It/ot Convergence Is Necessary
Despite all the challenges, the advantages of increasing convergence speak for themselves. Marc Wennmann, Partner Technology Consulting at EY, for example, sees this as a necessary prerequisite for achieving the “Data Driven Enterprise” and the “Data Driven Business Models” (cf. Wennmann, Marc et al; May 2021; “Why IT and OT should merge in companies”). At the same time, he also confirms the challenges that this increasing convergence poses to an organization: By eliminating the often historically grown boundaries between information technology and operational technology, affected companies are forced to strengthen the collaboration between these formerly separate areas. In addition to the associated technological challenges, this particularly affects the organization with all organizational units as well as the necessary change in corporate culture. If the necessary cultural change is not implemented or not fully implemented, the “shadow IT” structures already described as examples will arise.
To avoid these inefficient and potentially insecure structures, an open exchange between all areas affected by the implementation is necessary. At the same time, technological solutions and concepts are required that reduce the complexity caused by the connection between IT and OT as far as possible, e.g., by creating data lakes that are as holistic as possible at the point of origin in OT and making them available to IT. The pre-processing capability required for this is achieved, for example, through the use of edge computing capabilities. In turn, this requires that complexity is not increased further, but rather reduced.
Complexity Reduction Through Data-Centric Convergence

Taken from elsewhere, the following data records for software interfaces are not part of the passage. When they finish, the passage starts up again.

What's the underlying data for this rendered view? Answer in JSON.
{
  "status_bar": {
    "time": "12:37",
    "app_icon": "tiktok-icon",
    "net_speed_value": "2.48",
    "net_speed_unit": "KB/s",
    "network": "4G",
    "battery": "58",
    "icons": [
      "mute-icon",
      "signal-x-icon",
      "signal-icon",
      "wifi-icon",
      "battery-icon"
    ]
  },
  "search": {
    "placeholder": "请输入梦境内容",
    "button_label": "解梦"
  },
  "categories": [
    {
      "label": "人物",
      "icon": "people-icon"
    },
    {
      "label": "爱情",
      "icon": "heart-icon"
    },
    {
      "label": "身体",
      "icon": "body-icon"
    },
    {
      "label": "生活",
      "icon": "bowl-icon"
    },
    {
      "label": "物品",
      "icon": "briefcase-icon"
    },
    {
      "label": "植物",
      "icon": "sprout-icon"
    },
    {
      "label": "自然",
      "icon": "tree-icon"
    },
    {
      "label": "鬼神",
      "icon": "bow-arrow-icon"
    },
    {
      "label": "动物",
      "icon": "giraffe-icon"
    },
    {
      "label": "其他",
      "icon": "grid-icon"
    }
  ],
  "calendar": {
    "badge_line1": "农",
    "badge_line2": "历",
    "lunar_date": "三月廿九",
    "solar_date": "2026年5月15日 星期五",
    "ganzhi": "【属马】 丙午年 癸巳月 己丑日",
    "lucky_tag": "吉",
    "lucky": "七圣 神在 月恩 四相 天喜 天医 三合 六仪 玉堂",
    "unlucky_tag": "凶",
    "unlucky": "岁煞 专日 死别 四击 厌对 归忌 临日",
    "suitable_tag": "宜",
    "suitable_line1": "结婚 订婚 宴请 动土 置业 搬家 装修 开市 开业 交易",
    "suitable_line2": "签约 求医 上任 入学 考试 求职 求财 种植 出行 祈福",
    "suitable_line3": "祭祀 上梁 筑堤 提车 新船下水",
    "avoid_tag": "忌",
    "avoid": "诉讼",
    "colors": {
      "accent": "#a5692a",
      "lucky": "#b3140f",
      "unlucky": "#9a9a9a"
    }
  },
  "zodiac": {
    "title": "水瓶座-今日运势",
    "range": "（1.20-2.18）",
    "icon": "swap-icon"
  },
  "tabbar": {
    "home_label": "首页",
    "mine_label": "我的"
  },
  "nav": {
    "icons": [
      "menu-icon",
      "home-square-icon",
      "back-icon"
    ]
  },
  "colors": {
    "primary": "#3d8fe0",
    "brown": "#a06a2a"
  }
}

Since the convergence of OT and IT focuses in particular on the convergence of information flows, consideration should be given to the extent to which protocol-based connections can be dispensed with by merely exchanging data layers between OT and IT. If this idea is taken further, return channels from IT to OT can also be reduced to data points, e.g., for concrete process control.
By dispensing with direct connections, cyberattacks are made more difficult on the one hand, and on the other hand the OT behind the IT (i.e., the details of a production, which often reflect specific know-how of the individual companies) is additionally obscured by this measure.
This idea of data-level connectivity is increasingly gaining acceptance in the industry. For example, Namur’s NOA concept assumes data-centric connectivity models via so-called “data diodes” (cf. Waldeck, Boris; Glas, Thilo; “Implementation of the NOA concept”). In this context, the company Arendar IT-Security GmbH speaks of the concept of “data projection” (cf. Figs. 1 and 2), in which data points are extracted from a wide variety of data streams at the boundary between OT and IT and are combined and forwarded again at will by “projection” onto another, physically separate data stream. At the implementation boundary in the form of an edge device, the aforementioned holistic “data lake” is already created, in which data from a wide variety of sources is combined in a temporal context.
While increasing convergence of OT and IT enables holistic data layers and delivers on the original promise of Industrie 4.0, new technologies can further strengthen the usability of this data. For example, securing data through Industrial Blockchain processes already allows for further possibilities such as the overarching exchange of data between economic partners during collection or on the “data lakes”. Partial sections of a holistic data situation could then be shared without having to fully disclose internal information layers on the one hand, and on the other hand with the certainty for the recipient that this partial view has not been compromised or intentionally changed.